*EXERCISE OBJECTIVE*. Among the entries below, find the lines with the word "this" and return them.

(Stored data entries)
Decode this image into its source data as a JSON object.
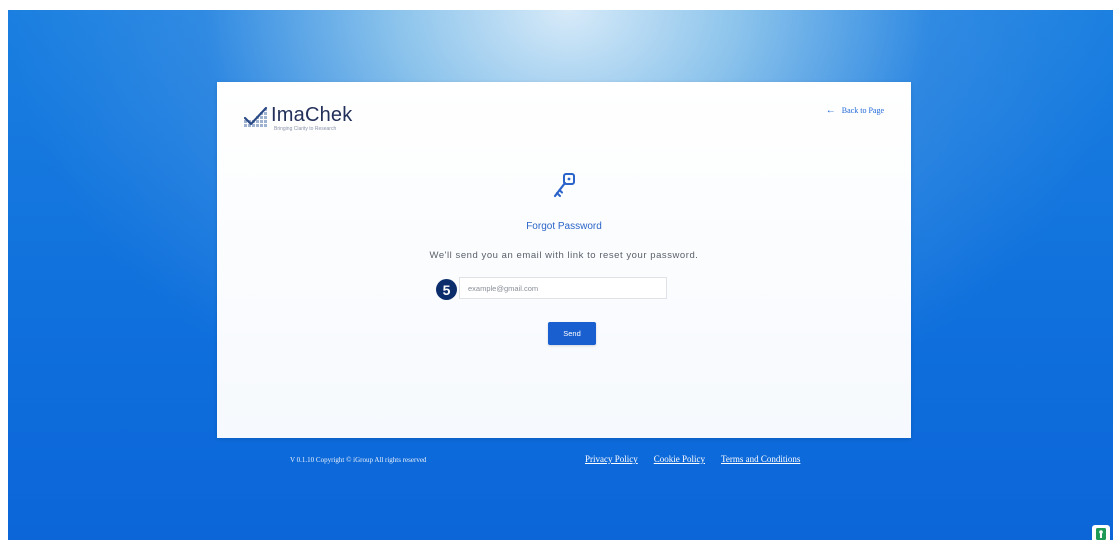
{
  "brand": {
    "name": "ImaChek",
    "tagline": "Bringing Clarity to Research",
    "logo_icon": "checkered-check-logo"
  },
  "nav": {
    "back_label": "Back to Page",
    "back_icon": "arrow-left-icon"
  },
  "form": {
    "icon": "key-icon",
    "title": "Forgot Password",
    "subtitle": "We'll send you an email with link to reset your password.",
    "step_badge": "5",
    "email_placeholder": "example@gmail.com",
    "email_value": "",
    "send_label": "Send"
  },
  "footer": {
    "copyright": "V 0.1.10 Copyright © iGroup All rights reserved",
    "links": [
      "Privacy Policy",
      "Cookie Policy",
      "Terms and Conditions"
    ]
  },
  "extension": {
    "icon": "password-manager-icon"
  },
  "colors": {
    "accent": "#1a5fd0",
    "title_blue": "#2b64c8",
    "brand_navy": "#23305a",
    "background_blue": "#0f6fdc",
    "badge_navy": "#0b2d6b"
  }
}
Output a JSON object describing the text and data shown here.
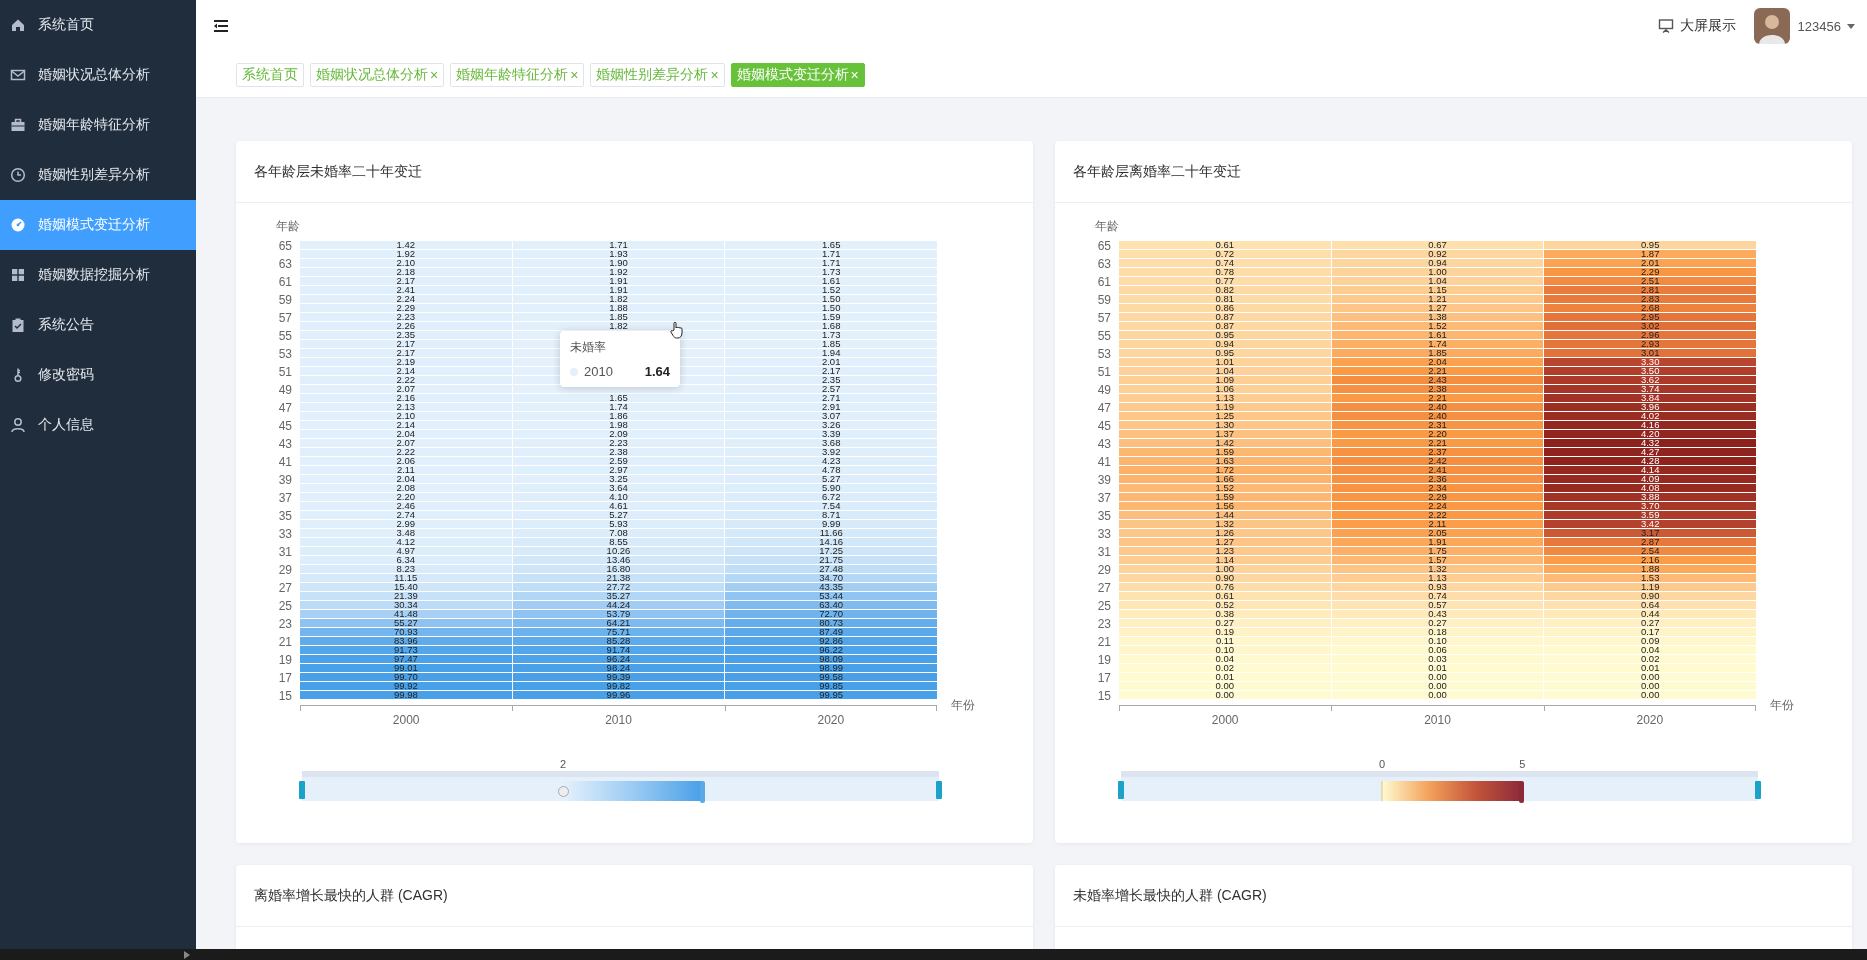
{
  "sidebar": {
    "items": [
      {
        "label": "系统首页",
        "selected": false
      },
      {
        "label": "婚姻状况总体分析",
        "selected": false
      },
      {
        "label": "婚姻年龄特征分析",
        "selected": false
      },
      {
        "label": "婚姻性别差异分析",
        "selected": false
      },
      {
        "label": "婚姻模式变迁分析",
        "selected": true
      },
      {
        "label": "婚姻数据挖掘分析",
        "selected": false
      },
      {
        "label": "系统公告",
        "selected": false
      },
      {
        "label": "修改密码",
        "selected": false
      },
      {
        "label": "个人信息",
        "selected": false
      }
    ]
  },
  "topbar": {
    "big_screen_label": "大屏展示",
    "username": "123456"
  },
  "tabs": [
    {
      "label": "系统首页",
      "selected": false
    },
    {
      "label": "婚姻状况总体分析",
      "close": "×",
      "selected": false
    },
    {
      "label": "婚姻年龄特征分析",
      "close": "×",
      "selected": false
    },
    {
      "label": "婚姻性别差异分析",
      "close": "×",
      "selected": false
    },
    {
      "label": "婚姻模式变迁分析",
      "close": "×",
      "selected": true
    }
  ],
  "panels": [
    {
      "title": "各年龄层未婚率二十年变迁",
      "kind": "heatmap",
      "y_axis_name": "年龄",
      "x_axis_name": "年份",
      "y_ticks": [
        "65",
        "63",
        "61",
        "59",
        "57",
        "55",
        "53",
        "51",
        "49",
        "47",
        "45",
        "43",
        "41",
        "39",
        "37",
        "35",
        "33",
        "31",
        "29",
        "27",
        "25",
        "23",
        "21",
        "19",
        "17",
        "15"
      ],
      "columns": [
        {
          "year": "2000",
          "cells": [
            "1.42",
            "1.92",
            "2.10",
            "2.18",
            "2.17",
            "2.41",
            "2.24",
            "2.29",
            "2.23",
            "2.26",
            "2.35",
            "2.17",
            "2.17",
            "2.19",
            "2.14",
            "2.22",
            "2.07",
            "2.16",
            "2.13",
            "2.10",
            "2.14",
            "2.04",
            "2.07",
            "2.22",
            "2.06",
            "2.11",
            "2.04",
            "2.08",
            "2.20",
            "2.46",
            "2.74",
            "2.99",
            "3.48",
            "4.12",
            "4.97",
            "6.34",
            "8.23",
            "11.15",
            "15.40",
            "21.39",
            "30.34",
            "41.48",
            "55.27",
            "70.93",
            "83.96",
            "91.73",
            "97.47",
            "99.01",
            "99.70",
            "99.92",
            "99.98"
          ]
        },
        {
          "year": "2010",
          "cells": [
            "1.71",
            "1.93",
            "1.90",
            "1.92",
            "1.91",
            "1.91",
            "1.82",
            "1.88",
            "1.85",
            "1.82",
            null,
            null,
            null,
            null,
            null,
            null,
            null,
            "1.65",
            "1.74",
            "1.86",
            "1.98",
            "2.09",
            "2.23",
            "2.38",
            "2.59",
            "2.97",
            "3.25",
            "3.64",
            "4.10",
            "4.61",
            "5.27",
            "5.93",
            "7.08",
            "8.55",
            "10.26",
            "13.46",
            "16.80",
            "21.38",
            "27.72",
            "35.27",
            "44.24",
            "53.79",
            "64.21",
            "75.71",
            "85.28",
            "91.74",
            "96.24",
            "98.24",
            "99.39",
            "99.82",
            "99.96"
          ]
        },
        {
          "year": "2020",
          "cells": [
            "1.65",
            "1.71",
            "1.71",
            "1.73",
            "1.61",
            "1.52",
            "1.50",
            "1.50",
            "1.59",
            "1.68",
            "1.73",
            "1.85",
            "1.94",
            "2.01",
            "2.17",
            "2.35",
            "2.57",
            "2.71",
            "2.91",
            "3.07",
            "3.26",
            "3.39",
            "3.68",
            "3.92",
            "4.23",
            "4.78",
            "5.27",
            "5.90",
            "6.72",
            "7.54",
            "8.71",
            "9.99",
            "11.66",
            "14.16",
            "17.25",
            "21.75",
            "27.48",
            "34.70",
            "43.35",
            "53.44",
            "63.40",
            "72.70",
            "80.73",
            "87.49",
            "92.86",
            "96.22",
            "98.09",
            "98.99",
            "99.58",
            "99.85",
            "99.95"
          ]
        }
      ],
      "visual_map": {
        "start": {
          "level": 0.41
        },
        "end": {
          "level": 0.63
        },
        "hover_marker": true,
        "labels": [
          "2"
        ]
      },
      "tooltip": {
        "title": "未婚率",
        "series": "2010",
        "value": "1.64"
      }
    },
    {
      "title": "各年龄层离婚率二十年变迁",
      "kind": "heatmap",
      "y_axis_name": "年龄",
      "x_axis_name": "年份",
      "y_ticks": [
        "65",
        "63",
        "61",
        "59",
        "57",
        "55",
        "53",
        "51",
        "49",
        "47",
        "45",
        "43",
        "41",
        "39",
        "37",
        "35",
        "33",
        "31",
        "29",
        "27",
        "25",
        "23",
        "21",
        "19",
        "17",
        "15"
      ],
      "columns": [
        {
          "year": "2000",
          "cells": [
            "0.61",
            "0.72",
            "0.74",
            "0.78",
            "0.77",
            "0.82",
            "0.81",
            "0.86",
            "0.87",
            "0.87",
            "0.95",
            "0.94",
            "0.95",
            "1.01",
            "1.04",
            "1.09",
            "1.06",
            "1.13",
            "1.19",
            "1.25",
            "1.30",
            "1.37",
            "1.42",
            "1.59",
            "1.63",
            "1.72",
            "1.66",
            "1.52",
            "1.59",
            "1.56",
            "1.44",
            "1.32",
            "1.26",
            "1.27",
            "1.23",
            "1.14",
            "1.00",
            "0.90",
            "0.76",
            "0.61",
            "0.52",
            "0.38",
            "0.27",
            "0.19",
            "0.11",
            "0.10",
            "0.04",
            "0.02",
            "0.01",
            "0.00",
            "0.00"
          ]
        },
        {
          "year": "2010",
          "cells": [
            "0.67",
            "0.92",
            "0.94",
            "1.00",
            "1.04",
            "1.15",
            "1.21",
            "1.27",
            "1.38",
            "1.52",
            "1.61",
            "1.74",
            "1.85",
            "2.04",
            "2.21",
            "2.43",
            "2.38",
            "2.21",
            "2.40",
            "2.40",
            "2.31",
            "2.20",
            "2.21",
            "2.37",
            "2.42",
            "2.41",
            "2.36",
            "2.34",
            "2.29",
            "2.24",
            "2.22",
            "2.11",
            "2.05",
            "1.91",
            "1.75",
            "1.57",
            "1.32",
            "1.13",
            "0.93",
            "0.74",
            "0.57",
            "0.43",
            "0.27",
            "0.18",
            "0.10",
            "0.06",
            "0.03",
            "0.01",
            "0.00",
            "0.00",
            "0.00"
          ]
        },
        {
          "year": "2020",
          "cells": [
            "0.95",
            "1.87",
            "2.01",
            "2.29",
            "2.51",
            "2.81",
            "2.83",
            "2.68",
            "2.95",
            "3.02",
            "2.96",
            "2.93",
            "3.01",
            "3.30",
            "3.50",
            "3.62",
            "3.74",
            "3.84",
            "3.96",
            "4.02",
            "4.16",
            "4.20",
            "4.32",
            "4.27",
            "4.28",
            "4.14",
            "4.09",
            "4.08",
            "3.88",
            "3.70",
            "3.59",
            "3.42",
            "3.17",
            "2.87",
            "2.54",
            "2.16",
            "1.88",
            "1.53",
            "1.19",
            "0.90",
            "0.64",
            "0.44",
            "0.27",
            "0.17",
            "0.09",
            "0.04",
            "0.02",
            "0.01",
            "0.00",
            "0.00",
            "0.00"
          ]
        }
      ],
      "visual_map": {
        "start": {
          "level": 0.41
        },
        "end": {
          "level": 0.63
        },
        "hover_marker": false,
        "labels": [
          "0",
          "5"
        ]
      }
    },
    {
      "title": "离婚率增长最快的人群 (CAGR)",
      "kind": "empty"
    },
    {
      "title": "未婚率增长最快的人群 (CAGR)",
      "kind": "empty"
    }
  ]
}
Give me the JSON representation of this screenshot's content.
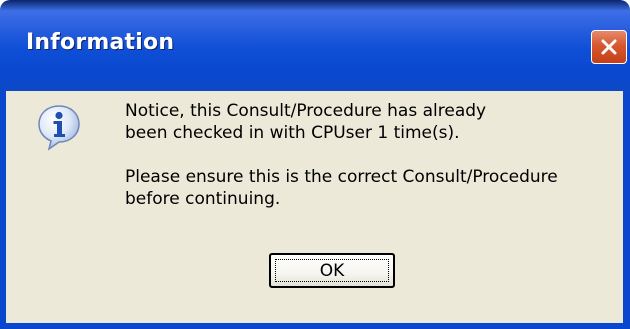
{
  "window": {
    "title": "Information",
    "close_icon": "close-icon"
  },
  "message": {
    "icon": "info-icon",
    "line1": "Notice, this Consult/Procedure has already",
    "line2": "been checked in with CPUser 1 time(s).",
    "line3": "Please ensure this is the correct Consult/Procedure",
    "line4": "before continuing."
  },
  "buttons": {
    "ok_label": "OK"
  },
  "colors": {
    "titlebar": "#0a47cf",
    "client_bg": "#ece9d8",
    "close_bg": "#d9572f",
    "title_text": "#ffffff"
  }
}
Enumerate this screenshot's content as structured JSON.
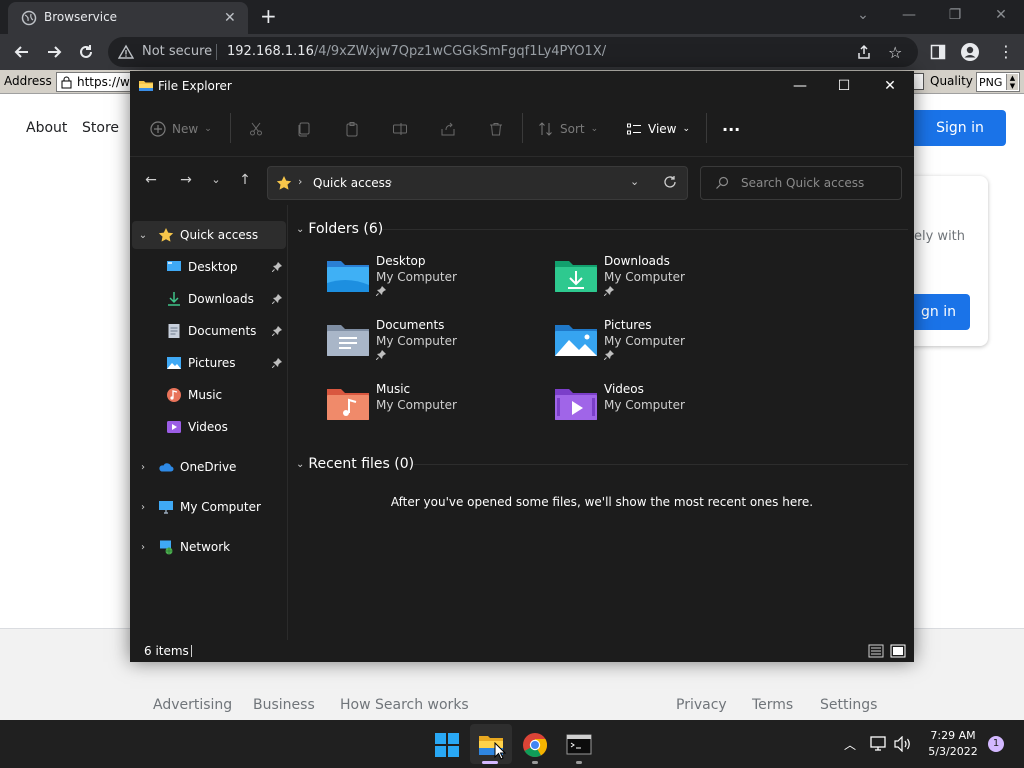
{
  "browser": {
    "tab_title": "Browservice",
    "security_label": "Not secure",
    "url_host": "192.168.1.16",
    "url_path": "/4/9xZWxjw7Qpz1wCGGkSmFgqf1Ly4PYO1X/"
  },
  "addressbar": {
    "address_label": "Address",
    "address_value": "https://w",
    "quality_label": "Quality",
    "quality_value": "PNG"
  },
  "webpage": {
    "nav": [
      "About",
      "Store"
    ],
    "sign_in": "Sign in",
    "card_text": "ely with",
    "card_button": "gn in",
    "footer_left": [
      "Advertising",
      "Business",
      "How Search works"
    ],
    "footer_right": [
      "Privacy",
      "Terms",
      "Settings"
    ]
  },
  "explorer": {
    "title": "File Explorer",
    "commands": {
      "new": "New",
      "sort": "Sort",
      "view": "View",
      "more": "..."
    },
    "breadcrumb": "Quick access",
    "search_placeholder": "Search Quick access",
    "sidebar": {
      "quick_access": "Quick access",
      "pinned": [
        "Desktop",
        "Downloads",
        "Documents",
        "Pictures"
      ],
      "others": [
        "Music",
        "Videos"
      ],
      "roots": [
        "OneDrive",
        "My Computer",
        "Network"
      ]
    },
    "folders_header": "Folders (6)",
    "folders": [
      {
        "name": "Desktop",
        "location": "My Computer"
      },
      {
        "name": "Downloads",
        "location": "My Computer"
      },
      {
        "name": "Documents",
        "location": "My Computer"
      },
      {
        "name": "Pictures",
        "location": "My Computer"
      },
      {
        "name": "Music",
        "location": "My Computer"
      },
      {
        "name": "Videos",
        "location": "My Computer"
      }
    ],
    "recent_header": "Recent files (0)",
    "recent_empty": "After you've opened some files, we'll show the most recent ones here.",
    "status": "6 items"
  },
  "taskbar": {
    "time": "7:29 AM",
    "date": "5/3/2022",
    "notifications": "1"
  }
}
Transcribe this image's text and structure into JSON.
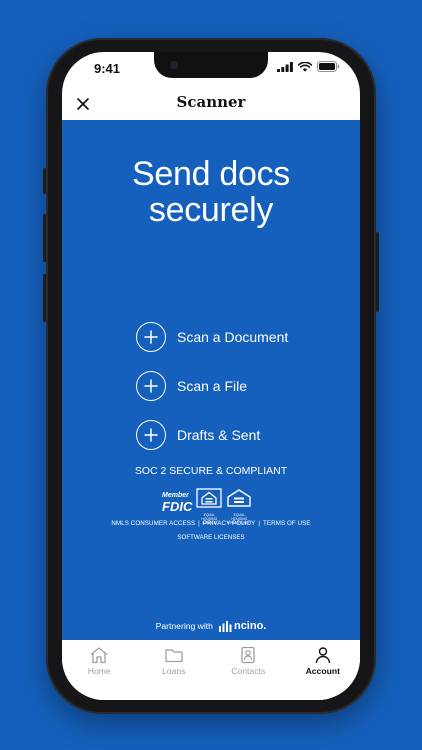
{
  "status_bar": {
    "time": "9:41"
  },
  "header": {
    "title": "Scanner"
  },
  "hero": {
    "line1": "Send docs",
    "line2": "securely"
  },
  "actions": [
    {
      "label": "Scan a Document"
    },
    {
      "label": "Scan a File"
    },
    {
      "label": "Drafts & Sent"
    }
  ],
  "compliance": {
    "soc": "SOC 2 SECURE & COMPLIANT",
    "fdic_member": "Member",
    "fdic_name": "FDIC",
    "lender_caption": "EQUAL HOUSING LENDER",
    "opportunity_caption": "EQUAL HOUSING OPPORTUNITY"
  },
  "links": {
    "nmls": "NMLS CONSUMER ACCESS",
    "privacy": "PRIVACY POLICY",
    "terms": "TERMS OF USE",
    "separator": "|",
    "licenses": "SOFTWARE LICENSES"
  },
  "partner": {
    "text": "Partnering with",
    "brand": "ncino."
  },
  "tabs": [
    {
      "label": "Home",
      "icon": "home-icon",
      "active": false
    },
    {
      "label": "Loans",
      "icon": "folder-icon",
      "active": false
    },
    {
      "label": "Contacts",
      "icon": "contacts-icon",
      "active": false
    },
    {
      "label": "Account",
      "icon": "person-icon",
      "active": true
    }
  ],
  "colors": {
    "brand_blue": "#1560bd",
    "inactive_tab": "#9aa0a6"
  }
}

*TASK SOLUTION*.
Decode this image into its source data as a JSON object.
Give me the JSON representation of this screenshot's content.
    "line1": "Notice, this Consult/Procedure has already",
    "line3": "Please ensure this is the correct Consult/Procedure",
Enumerate this screenshot's content as structured JSON.
Transcribe this image's text and structure into JSON.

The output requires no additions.